Background and objectives: Primary care physician (PCP) shortages are a longstanding problem in the rural United States. This study describes the 2005 supply of two important components of the rural PCP workforce: rural osteopathic (DO) and international medical graduate (IMG) PCPs.
Methods: American Medical Association (AMA) and American Osteopathic Association (AOA) 2005 Masterfiles were combined to identify clinically active, non-resident, non-federal physicians aged 70 or younger. Rural-Urban Commuting Area codes were used to categorize practice locations as urban, large rural, small rural, or isolated small rural. National- and state-level analyses were performed. PCPs included family physicians, general internists, and general pediatricians.

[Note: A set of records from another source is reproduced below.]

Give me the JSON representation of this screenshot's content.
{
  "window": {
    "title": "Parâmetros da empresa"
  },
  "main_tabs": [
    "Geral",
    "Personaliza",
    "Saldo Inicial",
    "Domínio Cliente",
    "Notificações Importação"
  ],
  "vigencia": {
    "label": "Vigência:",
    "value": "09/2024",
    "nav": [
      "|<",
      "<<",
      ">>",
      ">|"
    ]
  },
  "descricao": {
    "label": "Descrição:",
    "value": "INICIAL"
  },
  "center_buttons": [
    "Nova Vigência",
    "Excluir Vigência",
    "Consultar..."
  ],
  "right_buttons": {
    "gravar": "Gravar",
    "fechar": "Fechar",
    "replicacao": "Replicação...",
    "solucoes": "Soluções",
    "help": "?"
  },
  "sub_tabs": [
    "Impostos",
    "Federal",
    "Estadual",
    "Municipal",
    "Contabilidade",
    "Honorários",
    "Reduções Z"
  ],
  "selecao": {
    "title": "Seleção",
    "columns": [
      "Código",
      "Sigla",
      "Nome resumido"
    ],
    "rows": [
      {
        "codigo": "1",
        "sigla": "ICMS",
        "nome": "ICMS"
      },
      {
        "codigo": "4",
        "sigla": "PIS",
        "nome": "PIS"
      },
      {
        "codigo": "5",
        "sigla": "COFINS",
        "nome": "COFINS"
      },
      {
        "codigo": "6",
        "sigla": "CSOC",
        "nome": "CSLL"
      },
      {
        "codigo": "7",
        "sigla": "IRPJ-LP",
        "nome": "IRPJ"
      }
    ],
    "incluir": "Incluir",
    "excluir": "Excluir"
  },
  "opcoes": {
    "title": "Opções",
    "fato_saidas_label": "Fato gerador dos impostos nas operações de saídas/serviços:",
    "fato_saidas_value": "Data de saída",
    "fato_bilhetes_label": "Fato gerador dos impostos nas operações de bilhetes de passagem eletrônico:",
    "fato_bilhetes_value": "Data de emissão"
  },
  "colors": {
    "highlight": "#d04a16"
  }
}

Results: DOs comprised 4.9% and IMGs 22.2% of the total clinically active workforce. However, they contributed 10.4% and 19.3%, respectively, to the rural PCP workforce, although their relative representation varied geographically. DO PCPs were more likely than allopathic PCPs to practice in rural places (20.5% versus 14.9%, respectively). IMG PCPs were more likely than other PCPs to practice in rural persistent poverty locations (12.4% versus 9.1%). The proportion of rural PCP workforce represented by DOs increased with increasing rurality and that of IMGs decreased.

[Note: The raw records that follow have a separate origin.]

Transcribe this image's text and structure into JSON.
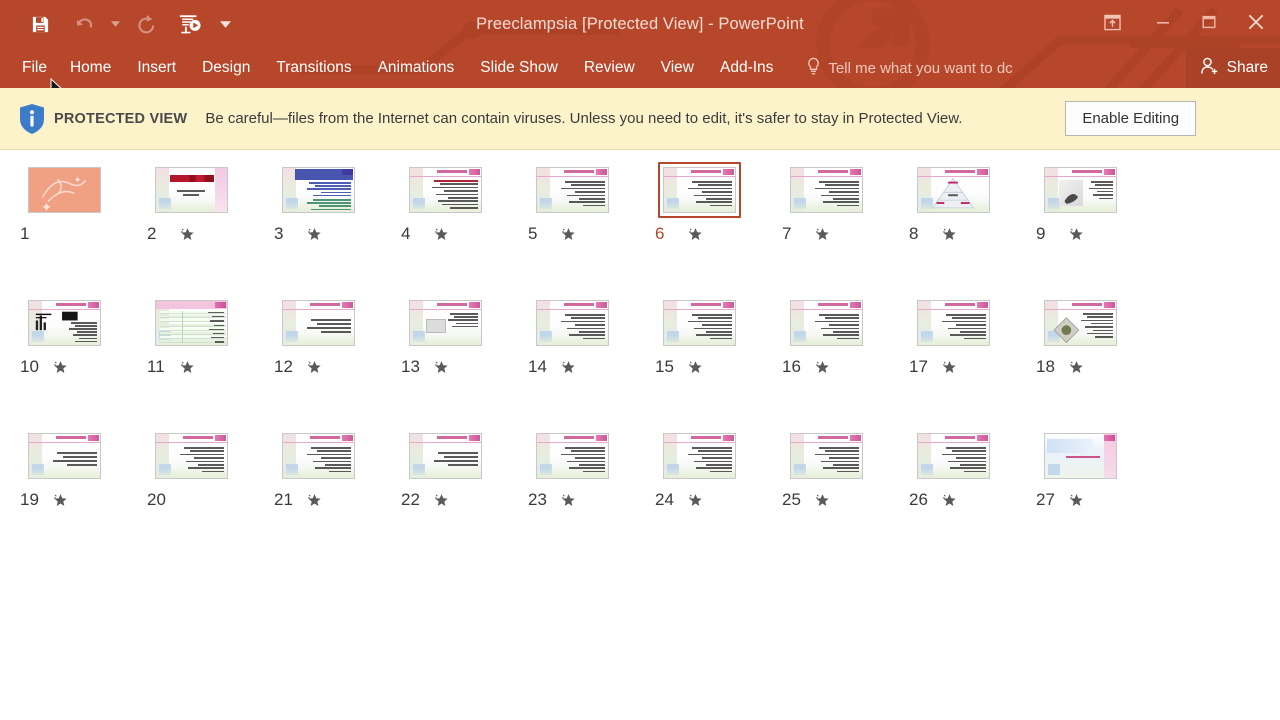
{
  "window": {
    "title": "Preeclampsia [Protected View] - PowerPoint",
    "accent_color": "#b7472a",
    "quick_access": [
      {
        "name": "save-icon",
        "label": "Save",
        "enabled": true
      },
      {
        "name": "undo-icon",
        "label": "Undo",
        "enabled": false
      },
      {
        "name": "redo-icon",
        "label": "Redo",
        "enabled": false
      },
      {
        "name": "start-presentation-icon",
        "label": "Start From Beginning",
        "enabled": true
      }
    ],
    "qat_overflow_label": "Customize Quick Access Toolbar",
    "controls": [
      {
        "name": "ribbon-display-options-icon",
        "label": "Ribbon Display Options"
      },
      {
        "name": "minimize-icon",
        "label": "Minimize"
      },
      {
        "name": "restore-icon",
        "label": "Restore Down"
      },
      {
        "name": "close-icon",
        "label": "Close"
      }
    ]
  },
  "ribbon": {
    "tabs": [
      {
        "label": "File"
      },
      {
        "label": "Home"
      },
      {
        "label": "Insert"
      },
      {
        "label": "Design"
      },
      {
        "label": "Transitions"
      },
      {
        "label": "Animations"
      },
      {
        "label": "Slide Show"
      },
      {
        "label": "Review"
      },
      {
        "label": "View"
      },
      {
        "label": "Add-Ins"
      }
    ],
    "tell_me": "Tell me what you want to dc",
    "tell_me_icon": "lightbulb-icon",
    "share_label": "Share",
    "share_icon": "person-add-icon"
  },
  "protected_view": {
    "icon": "shield-info-icon",
    "label": "PROTECTED VIEW",
    "message": "Be careful—files from the Internet can contain viruses. Unless you need to edit, it's safer to stay in Protected View.",
    "button_label": "Enable Editing",
    "background_color": "#fdf3ca"
  },
  "slide_sorter": {
    "selected_slide": 6,
    "columns": 9,
    "rows": 3,
    "slides": [
      {
        "number": "1",
        "starred": false,
        "kind": "title-cover"
      },
      {
        "number": "2",
        "starred": true,
        "kind": "roses-title"
      },
      {
        "number": "3",
        "starred": true,
        "kind": "dense-color-text"
      },
      {
        "number": "4",
        "starred": true,
        "kind": "bullets-red"
      },
      {
        "number": "5",
        "starred": true,
        "kind": "bullets"
      },
      {
        "number": "6",
        "starred": true,
        "kind": "bullets"
      },
      {
        "number": "7",
        "starred": true,
        "kind": "bullets"
      },
      {
        "number": "8",
        "starred": true,
        "kind": "pyramid"
      },
      {
        "number": "9",
        "starred": true,
        "kind": "photo"
      },
      {
        "number": "10",
        "starred": true,
        "kind": "chart-bullets"
      },
      {
        "number": "11",
        "starred": true,
        "kind": "table-green"
      },
      {
        "number": "12",
        "starred": true,
        "kind": "bullets-sparse"
      },
      {
        "number": "13",
        "starred": true,
        "kind": "photo-small"
      },
      {
        "number": "14",
        "starred": true,
        "kind": "bullets"
      },
      {
        "number": "15",
        "starred": true,
        "kind": "bullets"
      },
      {
        "number": "16",
        "starred": true,
        "kind": "bullets"
      },
      {
        "number": "17",
        "starred": true,
        "kind": "bullets"
      },
      {
        "number": "18",
        "starred": true,
        "kind": "diamond-photo"
      },
      {
        "number": "19",
        "starred": true,
        "kind": "bullets-sparse"
      },
      {
        "number": "20",
        "starred": false,
        "kind": "bullets"
      },
      {
        "number": "21",
        "starred": true,
        "kind": "bullets"
      },
      {
        "number": "22",
        "starred": true,
        "kind": "bullets-sparse"
      },
      {
        "number": "23",
        "starred": true,
        "kind": "bullets"
      },
      {
        "number": "24",
        "starred": true,
        "kind": "bullets"
      },
      {
        "number": "25",
        "starred": true,
        "kind": "bullets"
      },
      {
        "number": "26",
        "starred": true,
        "kind": "bullets"
      },
      {
        "number": "27",
        "starred": true,
        "kind": "closing"
      }
    ],
    "star_icon": "star-animation-icon"
  }
}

Conclusions: DO and IMG PCPs constitute a vital portion of the rural health care workforce. Their ongoing participation is necessary in addressing existing rural PCP shortages and handling the influx of newly insured residents as the Patient Protection and Affordable Care Act (ACA) comes into effect. The impact on rural DO and IMG PCP supply of ACA measures intended to increase their numbers remains to be seen.